The Coronavirus Act 2020 (“the Act”) has now been passed and become law. This legislation gives emergency powers to police, councils, courts, ministers, coroners etc to assist in dealing with the issues associated with the UK being on lockdown. A link to the full Act can be found here.
Within the Act, protection for certain business tenants from forfeiture of their commercial leases has been included. The salient points are detailed below:-
- The below provisions has now been extended until 30 September 2020. By s.82 Coronavirus Act 2020 landlords are prevented from forfeiting business tenancies for non-payment of rent during the relevant period.

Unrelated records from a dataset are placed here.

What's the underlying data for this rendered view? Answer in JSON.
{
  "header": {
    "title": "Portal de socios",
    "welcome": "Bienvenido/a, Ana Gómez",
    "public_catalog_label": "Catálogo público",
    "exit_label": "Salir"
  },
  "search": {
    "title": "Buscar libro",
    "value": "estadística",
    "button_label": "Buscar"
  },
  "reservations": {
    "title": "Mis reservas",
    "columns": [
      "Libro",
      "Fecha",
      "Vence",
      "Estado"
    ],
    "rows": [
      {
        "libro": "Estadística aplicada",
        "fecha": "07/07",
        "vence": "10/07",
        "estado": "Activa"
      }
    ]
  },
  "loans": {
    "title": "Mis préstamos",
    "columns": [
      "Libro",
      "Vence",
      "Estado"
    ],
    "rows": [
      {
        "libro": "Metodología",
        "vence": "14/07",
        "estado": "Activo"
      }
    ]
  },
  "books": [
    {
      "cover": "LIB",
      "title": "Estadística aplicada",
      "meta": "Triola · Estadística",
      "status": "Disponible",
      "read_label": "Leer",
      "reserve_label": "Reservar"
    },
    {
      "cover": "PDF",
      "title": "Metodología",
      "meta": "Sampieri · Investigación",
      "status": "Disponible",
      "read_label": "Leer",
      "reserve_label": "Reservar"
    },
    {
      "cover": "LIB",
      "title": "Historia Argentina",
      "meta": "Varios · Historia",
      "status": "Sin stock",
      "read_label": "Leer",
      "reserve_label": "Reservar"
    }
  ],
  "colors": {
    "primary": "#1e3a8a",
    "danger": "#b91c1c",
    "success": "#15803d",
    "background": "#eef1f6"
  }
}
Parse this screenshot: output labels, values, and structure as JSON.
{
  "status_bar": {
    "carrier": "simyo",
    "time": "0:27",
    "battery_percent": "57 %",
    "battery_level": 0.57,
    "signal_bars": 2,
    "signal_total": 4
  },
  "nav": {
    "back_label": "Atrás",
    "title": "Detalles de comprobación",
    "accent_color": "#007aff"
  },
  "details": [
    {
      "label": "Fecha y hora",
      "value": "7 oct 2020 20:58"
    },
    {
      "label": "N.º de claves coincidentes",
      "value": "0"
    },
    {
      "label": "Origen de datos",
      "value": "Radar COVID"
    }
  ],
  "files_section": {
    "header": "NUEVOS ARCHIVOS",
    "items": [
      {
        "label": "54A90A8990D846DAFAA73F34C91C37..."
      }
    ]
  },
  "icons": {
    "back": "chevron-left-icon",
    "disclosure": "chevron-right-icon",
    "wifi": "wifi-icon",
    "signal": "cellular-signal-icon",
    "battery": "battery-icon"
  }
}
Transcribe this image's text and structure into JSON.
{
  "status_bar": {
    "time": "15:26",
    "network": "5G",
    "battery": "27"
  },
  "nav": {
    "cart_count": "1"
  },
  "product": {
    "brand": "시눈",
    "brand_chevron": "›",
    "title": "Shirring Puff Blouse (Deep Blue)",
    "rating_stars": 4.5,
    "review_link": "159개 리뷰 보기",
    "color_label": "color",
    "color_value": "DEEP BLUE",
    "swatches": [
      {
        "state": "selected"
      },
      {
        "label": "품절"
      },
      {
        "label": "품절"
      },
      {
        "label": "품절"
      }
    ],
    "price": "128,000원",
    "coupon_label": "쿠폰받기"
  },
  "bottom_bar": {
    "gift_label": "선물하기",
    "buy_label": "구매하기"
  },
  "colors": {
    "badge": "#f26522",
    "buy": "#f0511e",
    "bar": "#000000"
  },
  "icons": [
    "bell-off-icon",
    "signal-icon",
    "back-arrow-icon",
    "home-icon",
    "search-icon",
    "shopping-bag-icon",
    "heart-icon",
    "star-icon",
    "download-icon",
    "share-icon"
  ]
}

S.82(12) defines the relevant period as that commencing on 26th March 2020 and expiring 30th June 2020, or such later date as may be specified by regulation. The Business Tenancies (Protection from Forfeiture: Relevant Period) (Coronavirus) (England) Regulations 2020, which come into force on 29th June 2020, extend the relevant period from 30th June 2020 to 30th September 2020.
- The provisions apply to certain business tenants of premises in England and Wales.
- The restriction applies to all business leases as defined within Part II Landlord and Tenant Act 1954 (“54 Act”) – i.e. whether they have security under the 54 Act or not. It will also apply to tenancies where the 54 Act would apply, if the occupier were the tenant (for example, if the tenant has sublet and is no longer in occupation).
- In respect of those leases, a right of re-entry or forfeiture cannot be exercised by a landlord during this period, where the landlord seeks to exercise that right as a result of arrears of rent.
- The right as regards other breaches of the lease is not affected.
- It is normally a concern for landlords that by not taking steps to quickly enforce a right of entry or forfeiture, the right may be lost. The legislation addresses this by making it clear that the right to forfeit the lease is not lost during this period, save by express waiver in writing by the landlord.
- There are provisions which relate to existing forfeiture proceedings in the High Court and County Court, which effectively prevent the Court from requiring the business tenant from vacating prior to the expiry of this restriction.
- It is possible for landlords to object to granting a new lease to these types of business tenant at the expiry of the contractual term, on the basis that the tenant has persistently delayed in paying rent. Any failure to pay rent during this period is to be disregarded for the purposes of any future renewal proceedings.
If you are a landlord or tenant of commercial premises who needs advice on their position, please contact Lee Pearce, Joe Brightman or Molly Frankham.